IDC's Ubiquitous Deployment Model for the Future of Digital Infrastructure

Digital infrastructure does not just reside in your central enterprise’s or your cloud service provider’s datacenters. It includes the assets and resources in locations, such as network multi-access edge computing nodes (MECs), campuses, and metro colocation facilities that deliver enhanced customer experiences, embed intelligence/automation into business operations, and support ongoing industry innovation.

Automating IT Operations Is the Ultimate Objective

The most significant change for your enterprise and your IT organization when it comes to digital infrastructure is the growing automation of IT operations. Autonomous operations, built on proactive AI/ML-powered analytics, policy-driven automation, and low-code serverless workflows, enables consistent self-driving infrastructure that spans all your physical and logical assets. DevOps teams can quickly access resources while the IT team can rely on intrinsically provided guardrails to limit business risks.

You can move your infrastructure operations teams away from reactive monitoring, service request, ad hoc provisioning, and remediation strategies. By building on intelligent, autonomous operations, you can deliver greater levels of workload portability, consumption-based usage, and support for highly dynamic agile applications while keeping a handle on costs and security compliance.

Establish a Digital Strategy for Infrastructure: Expand Your KPIs

The pace of your transition to cloud-centric digital infrastructure depends upon a commitment to new key performance indicators for infrastructure. You need to set a digital strategy that ensures quick deployment and effective operation of the underlying resources. The end state is infrastructure that is always optimized, resilient, and self-regulating and enhancing. The successful execution of this digital strategy requires you to introduce three new Key Performance Indicators (KPIs) for your IT teams and your infrastructure ecosystem partners:

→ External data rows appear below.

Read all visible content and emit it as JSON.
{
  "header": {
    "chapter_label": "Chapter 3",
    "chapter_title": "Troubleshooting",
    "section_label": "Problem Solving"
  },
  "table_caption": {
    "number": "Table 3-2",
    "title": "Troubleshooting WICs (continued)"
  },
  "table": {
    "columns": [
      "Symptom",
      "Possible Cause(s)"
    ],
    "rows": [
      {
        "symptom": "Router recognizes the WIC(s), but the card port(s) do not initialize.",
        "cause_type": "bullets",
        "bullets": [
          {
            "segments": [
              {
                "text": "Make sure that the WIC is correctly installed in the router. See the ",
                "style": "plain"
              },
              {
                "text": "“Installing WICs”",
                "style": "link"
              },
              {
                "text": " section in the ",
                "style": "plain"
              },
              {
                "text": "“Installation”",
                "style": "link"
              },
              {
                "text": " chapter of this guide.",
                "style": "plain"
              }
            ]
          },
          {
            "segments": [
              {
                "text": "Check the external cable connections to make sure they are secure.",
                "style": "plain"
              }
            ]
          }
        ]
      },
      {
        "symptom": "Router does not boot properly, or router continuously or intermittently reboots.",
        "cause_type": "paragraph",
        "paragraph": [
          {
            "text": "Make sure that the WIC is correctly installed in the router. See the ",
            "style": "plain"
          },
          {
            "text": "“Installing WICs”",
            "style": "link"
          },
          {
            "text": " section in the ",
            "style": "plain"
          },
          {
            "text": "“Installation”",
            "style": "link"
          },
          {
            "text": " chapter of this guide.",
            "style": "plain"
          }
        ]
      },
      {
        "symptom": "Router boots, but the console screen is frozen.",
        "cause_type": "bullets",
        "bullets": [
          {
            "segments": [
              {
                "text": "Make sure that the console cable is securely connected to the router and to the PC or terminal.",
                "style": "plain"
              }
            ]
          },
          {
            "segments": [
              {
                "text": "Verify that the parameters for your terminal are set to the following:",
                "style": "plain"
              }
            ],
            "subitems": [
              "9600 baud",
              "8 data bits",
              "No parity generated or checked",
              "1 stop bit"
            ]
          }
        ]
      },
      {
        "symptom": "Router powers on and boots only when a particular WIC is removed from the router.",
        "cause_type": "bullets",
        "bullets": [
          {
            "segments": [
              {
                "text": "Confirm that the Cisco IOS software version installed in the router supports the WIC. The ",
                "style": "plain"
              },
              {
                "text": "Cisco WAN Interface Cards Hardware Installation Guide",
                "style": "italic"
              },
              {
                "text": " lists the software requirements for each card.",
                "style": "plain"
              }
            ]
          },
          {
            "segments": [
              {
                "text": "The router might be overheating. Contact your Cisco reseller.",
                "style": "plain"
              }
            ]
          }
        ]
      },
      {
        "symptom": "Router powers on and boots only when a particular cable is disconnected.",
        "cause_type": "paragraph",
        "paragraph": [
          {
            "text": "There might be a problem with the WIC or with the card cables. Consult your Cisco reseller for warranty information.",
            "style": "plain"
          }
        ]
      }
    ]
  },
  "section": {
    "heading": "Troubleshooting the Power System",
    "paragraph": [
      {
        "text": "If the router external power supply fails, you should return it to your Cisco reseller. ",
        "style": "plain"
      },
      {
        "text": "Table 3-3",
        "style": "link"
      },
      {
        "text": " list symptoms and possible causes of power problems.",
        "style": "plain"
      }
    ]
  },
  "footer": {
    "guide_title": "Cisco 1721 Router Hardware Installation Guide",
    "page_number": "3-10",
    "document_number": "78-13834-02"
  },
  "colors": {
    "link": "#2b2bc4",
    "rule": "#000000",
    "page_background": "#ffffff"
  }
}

  • Resource Optimization: No resources wasted, or opportunities missed
    • Evaluate solutions based on their ability to do more for less.
    • Look for platforms that enable agile and consistent scaling up and scaling down of capacity.
    • Require solutions that improve ease of application mobility across infrastructure in different locations.
  • Consistent Resiliency: Flattening the curve for recovery in a crisis
    • Mandate that new/modernized applications be designed to leverage flexible digital infrastructure resources that minimize outright failure through graceful degradation.
    • Base business continuity plans on the assumption that seamless failover and failback replaces mitigation of loss.
  • Continuous Enhancement: Eliminate existing technical debt and minimize future accumulation
    • Evaluate partners and solutions based on their ability to provide fast access to new technologies, capabilities, and services.
    • Establish a preference for solutions that include automated/proactive upgrades of software and hardware assets to minimize the accumulation of technical debt and security risk.
    • Weigh infrastructure and application modernization/optimization efforts based on their ability to progressively reduce stranded capacity.

Learn more about the future of Digital Infrastructure and how it supports digital services and experiences:

Rick leads IDC's global cloud research team, driving the ongoing development of IDC's widely-used cloud services forecasts and the tracking of cloud services adoption. Over the past decade, he has been a keynote speaker at IDC's annual Directions conferences in the U.S., and in many other countries, as well as at CIO and Partner Summits and other major industry events. He regularly interacts with buy-side, sell-side and private equity financial analysts to discuss the implications of emerging ICT trends on leading ICT companies.